It seems I was a little unclear in my recent post about floats, and compounded the problem with the post title. A number of responses said, basically, “maybe they’re bad for layout but what else is available?” I didn’t mean to suggest that nobody should use floats for layout, or that using them in that manner is somehow wrong; my apologies if I did so. There aren’t too many alternatives; in fact, there are precisely three general standards-based layout options.
Each of these options has its benefits and drawbacks. All I was trying to say is that Andrei was dead on in his feeling that layout floats feel like something that have been bent to a purpose for which they weren’t intended. That’s true. Floats are simple, and were meant to do a very limited thing. Push them hard enough into other roles, and they become a touch balky. If nothing else, their source-order dependencies make them less flexible than one might like, and variances in browser handling of floats (many of those variances having to do with how one should deal with floats in their intended role) just makes the situation more frustrating.
One could argue that all three options are non-layout technologies that have been bent to layout purposes, but positioning at least was intended to be a layout mechanism from its inception. It suffers from enough glaring flaws and browser bugs that it can’t be considered any better an option than the others, though.
In a move that may help matters, Shaun Inman (he of the Inman Flash Replacement technique) has just published the article Clearing Absolutes Again, which further develops his attempts to give positioned elements a

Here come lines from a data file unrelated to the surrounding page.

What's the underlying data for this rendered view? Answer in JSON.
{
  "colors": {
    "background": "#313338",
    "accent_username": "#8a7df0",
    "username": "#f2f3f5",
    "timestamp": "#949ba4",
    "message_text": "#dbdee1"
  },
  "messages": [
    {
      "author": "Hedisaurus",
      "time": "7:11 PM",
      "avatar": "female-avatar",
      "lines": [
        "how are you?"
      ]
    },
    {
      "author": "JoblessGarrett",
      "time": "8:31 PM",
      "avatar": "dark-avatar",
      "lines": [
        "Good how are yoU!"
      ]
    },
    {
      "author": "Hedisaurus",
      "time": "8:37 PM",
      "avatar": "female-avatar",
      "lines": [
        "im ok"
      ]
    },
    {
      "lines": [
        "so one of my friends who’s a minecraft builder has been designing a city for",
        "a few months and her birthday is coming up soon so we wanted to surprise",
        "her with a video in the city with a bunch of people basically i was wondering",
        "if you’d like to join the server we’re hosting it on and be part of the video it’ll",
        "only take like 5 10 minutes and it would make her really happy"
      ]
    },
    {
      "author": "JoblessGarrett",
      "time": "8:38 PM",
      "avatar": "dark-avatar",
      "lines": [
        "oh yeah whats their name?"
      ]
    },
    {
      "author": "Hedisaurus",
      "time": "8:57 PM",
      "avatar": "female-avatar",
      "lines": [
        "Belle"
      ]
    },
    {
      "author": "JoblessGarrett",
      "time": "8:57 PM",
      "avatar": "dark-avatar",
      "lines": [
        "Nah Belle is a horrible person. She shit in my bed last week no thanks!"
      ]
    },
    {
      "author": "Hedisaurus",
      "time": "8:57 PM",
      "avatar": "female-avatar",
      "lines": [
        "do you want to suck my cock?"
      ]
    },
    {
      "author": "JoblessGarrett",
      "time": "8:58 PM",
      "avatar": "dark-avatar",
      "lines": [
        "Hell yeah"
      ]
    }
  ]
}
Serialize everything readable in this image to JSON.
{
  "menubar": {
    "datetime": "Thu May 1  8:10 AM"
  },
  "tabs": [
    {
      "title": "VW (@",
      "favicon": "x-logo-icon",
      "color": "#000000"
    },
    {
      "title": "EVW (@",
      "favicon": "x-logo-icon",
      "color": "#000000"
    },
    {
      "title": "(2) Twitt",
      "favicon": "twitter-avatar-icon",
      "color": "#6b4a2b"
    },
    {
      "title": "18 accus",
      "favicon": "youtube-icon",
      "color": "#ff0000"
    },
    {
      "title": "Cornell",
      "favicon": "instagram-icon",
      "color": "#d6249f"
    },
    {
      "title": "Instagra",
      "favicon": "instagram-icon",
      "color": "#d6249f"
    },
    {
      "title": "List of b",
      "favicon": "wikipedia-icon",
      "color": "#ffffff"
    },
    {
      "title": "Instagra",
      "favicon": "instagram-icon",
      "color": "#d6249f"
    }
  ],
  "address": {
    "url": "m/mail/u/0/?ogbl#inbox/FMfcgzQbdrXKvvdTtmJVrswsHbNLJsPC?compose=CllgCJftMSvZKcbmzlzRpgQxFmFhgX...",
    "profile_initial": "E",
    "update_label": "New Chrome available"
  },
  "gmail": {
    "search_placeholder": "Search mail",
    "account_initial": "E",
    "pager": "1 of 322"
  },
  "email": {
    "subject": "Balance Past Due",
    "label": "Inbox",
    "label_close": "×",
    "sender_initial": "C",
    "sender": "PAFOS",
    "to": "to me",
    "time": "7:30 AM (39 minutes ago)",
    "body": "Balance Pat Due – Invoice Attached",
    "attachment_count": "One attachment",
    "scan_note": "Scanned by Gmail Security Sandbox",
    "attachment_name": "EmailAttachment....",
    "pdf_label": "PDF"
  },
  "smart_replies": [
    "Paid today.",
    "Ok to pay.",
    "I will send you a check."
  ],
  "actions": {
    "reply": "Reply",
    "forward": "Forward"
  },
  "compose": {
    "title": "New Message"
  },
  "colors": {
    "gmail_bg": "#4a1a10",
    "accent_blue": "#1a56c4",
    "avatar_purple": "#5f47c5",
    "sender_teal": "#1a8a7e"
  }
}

clear-like capability. This is a very welcome development. The IPC (Inman Position Clearing) technique may not be perfect— I haven’t had time to dig into it, so I don’t know— but it’s a fifty-foot neon arrow pointing in the direction things need to go. Since we can’t expect this sort of capability to be added to CSS in the near future, let alone have enough browsers support it in the next few years, scripting our own fixes is the only reasonable solution I can see. For another great big neon arrow of this kind, see Dean Edwards’ IE7.
And yes, I said “tables” back there. If you can avoid using tables for layout, then by all means do, but it isn’t always possible. In such cases, as long as the tables use as little markup as possible, and the markup validates, then I don’t see the problem. Never have, really. My whole objection to tables-for-layout has been, and continues to be, that most table-based designs use way too much markup. Often you see markup-to-content ratios in the vicinity of 3:1. That’s just icky. I much prefer to see the inverse of that ratio, or at least something below 1:1. CSS helps immensely in getting there.
Update: see Shaun’s new new post on the topic, “Absolute Clearance“, for another step in the evolution of his technique. Ever forward!